Fig. 1 clearly contrasts the pasture and mine plants of A. odoratum. The clones, T10, T24 and T27 stopped their root at double concentration as compared to the pasture plants. But the root growth of 04, Q8, C8, C13, C15. C26 and T12 ceased at more than double the concentration that stopped root growth of the pasture clones. It is clear that individual genotypes responded differently to the range of zinc concentrations. Some genotypes (e.g., T10) were more susceptible to zinc than others (e.g., C26 and C13, the relatively more zinc tolerant genotypes) implying that there may be genetically based variation in zinc tolerance present in the Trelogan mine population of A. odoratum.
Statistical analysis: The data were analysed using the two way ANOVA from PROC ANOVA with interaction components using the SAS package on the Unix System (SAS, 1989). For separation of means the LSD at 0.05 level was also computed (Steel and Torrie, 1980).
Tolerance to zinc was examined in a series of increasing concentrations of zinc based on serial replacement of metal solutions with the next higher concentration, after a specified interval, using the method of Schat and Bookum (1992). The technique used in this experiment gave results in the form of a critical concentration i.e. the concentration required to bring about rooting inhibition produced by the specified level of zinc toxicity.
Due to the sensitivity of pasture plants, the initial root growth of the tillers was carried out at 95 mg ZnSO4 per litre.

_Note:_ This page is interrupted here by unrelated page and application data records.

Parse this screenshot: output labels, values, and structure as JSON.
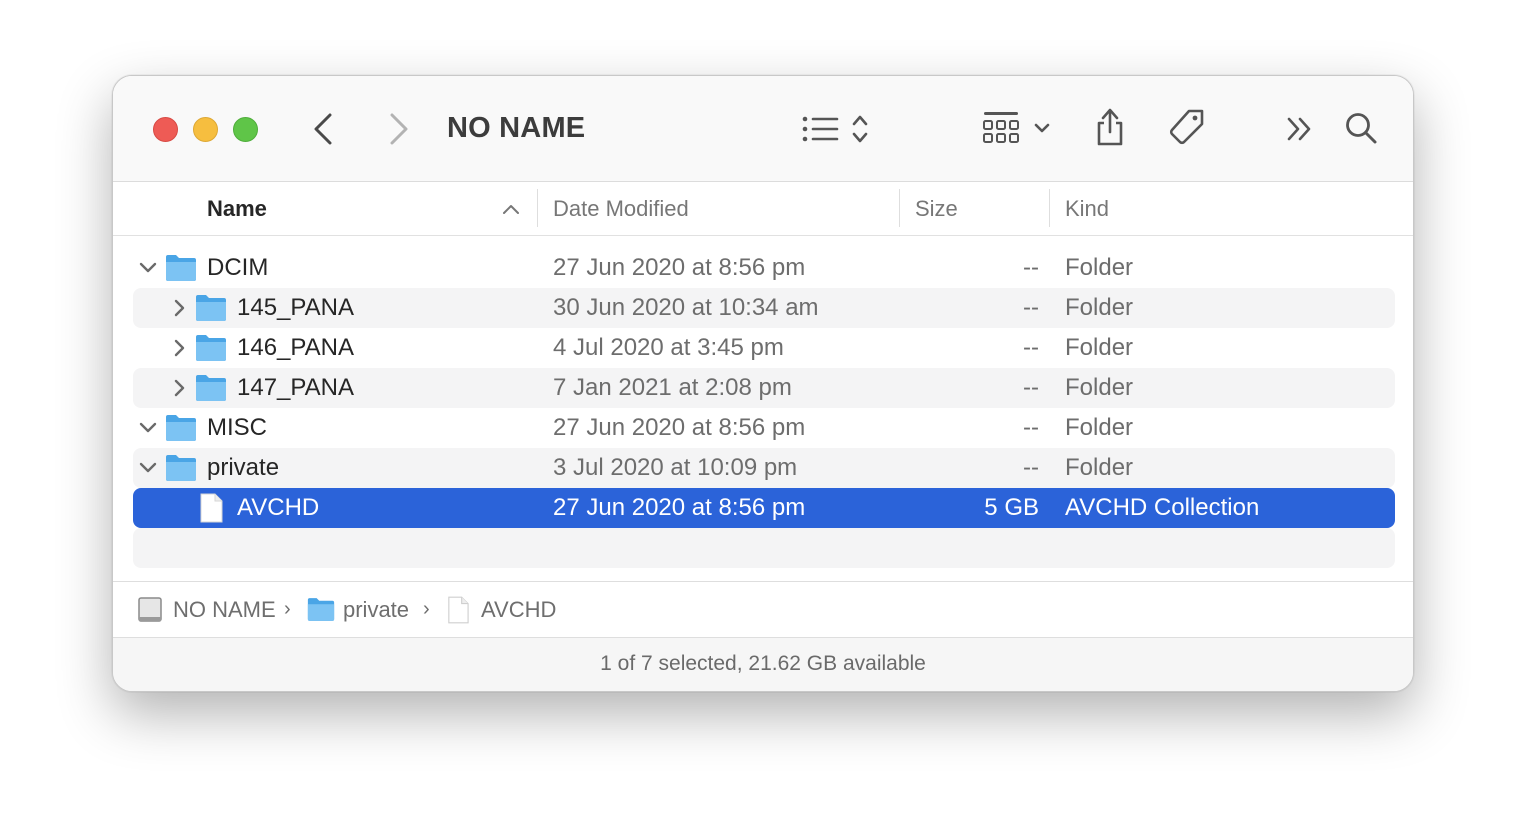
{
  "window": {
    "title": "NO NAME",
    "accent": "#2b63d9"
  },
  "toolbar": {
    "back_icon": "chevron-left-icon",
    "forward_icon": "chevron-right-icon",
    "view_icon": "list-view-icon",
    "group_icon": "grid-group-icon",
    "share_icon": "share-icon",
    "tag_icon": "tag-icon",
    "more_icon": "double-chevron-icon",
    "search_icon": "search-icon"
  },
  "columns": {
    "name": "Name",
    "date": "Date Modified",
    "size": "Size",
    "kind": "Kind",
    "sort": "ascending"
  },
  "rows": [
    {
      "name": "DCIM",
      "date": "27 Jun 2020 at 8:56 pm",
      "size": "--",
      "kind": "Folder"
    },
    {
      "name": "145_PANA",
      "date": "30 Jun 2020 at 10:34 am",
      "size": "--",
      "kind": "Folder"
    },
    {
      "name": "146_PANA",
      "date": "4 Jul 2020 at 3:45 pm",
      "size": "--",
      "kind": "Folder"
    },
    {
      "name": "147_PANA",
      "date": "7 Jan 2021 at 2:08 pm",
      "size": "--",
      "kind": "Folder"
    },
    {
      "name": "MISC",
      "date": "27 Jun 2020 at 8:56 pm",
      "size": "--",
      "kind": "Folder"
    },
    {
      "name": "private",
      "date": "3 Jul 2020 at 10:09 pm",
      "size": "--",
      "kind": "Folder"
    },
    {
      "name": "AVCHD",
      "date": "27 Jun 2020 at 8:56 pm",
      "size": "5 GB",
      "kind": "AVCHD Collection"
    }
  ],
  "pathbar": {
    "items": [
      "NO NAME",
      "private",
      "AVCHD"
    ]
  },
  "status": "1 of 7 selected, 21.62 GB available"
}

While initial root growth of tillers of mine plants was carried out at 190 mg ZnSO4 I1 due to their greater tolerance for zinc. This proved to be an appropriate range of concentration of zinc for these population.
Root growth of the tillers of both pasture and mine plants was reduced significantly (p<0.001) at different higher concentrations of zinc as shown in Table 2 and 3. These results were similar to those of Schat and Bookum (1992) who also observed root reduction in Silene vulgaris, while studying copper tolerance in this species.
Results clearly showed that mine plants tolerate double zinc concentration than the pasture plants. These results parallelled the findings of Symeonidis et al. (1985) and Von lnsam and Hutchinson (1993), although they used different methods for testing the heavy metal tolerance.
Two mine individuals, T5 and T11 stopped rooting at a concentration of 200 mg I1 ZnSO4, but this may have been due to the tillers being weak and therefore producing short roots which stopped growing at the second zinc concentration. These two individuals may have been less tolerant than the other mine individuals or their physiological condition, when the experiment was started, may have been responsible for poor root growth. Similar MacNair (1983) reported that plants (M. guttatus) were unclassifiable as tolerant or non-tolerant due tb their short roots, no roots or plant condition.
It is worth noticing from the significant zinc concentrations x genotypes interaction term (Table 2 and 3) that genetic variation may exist within and between tolerant and non-tolerant clones of A. odoratum and these results in accordance with the findings of Karataglis (1978) who found that a great variation exists among the genotypes within the population of A. odoratum both for zinc and lead tolerance, using the old method of relative tolerance.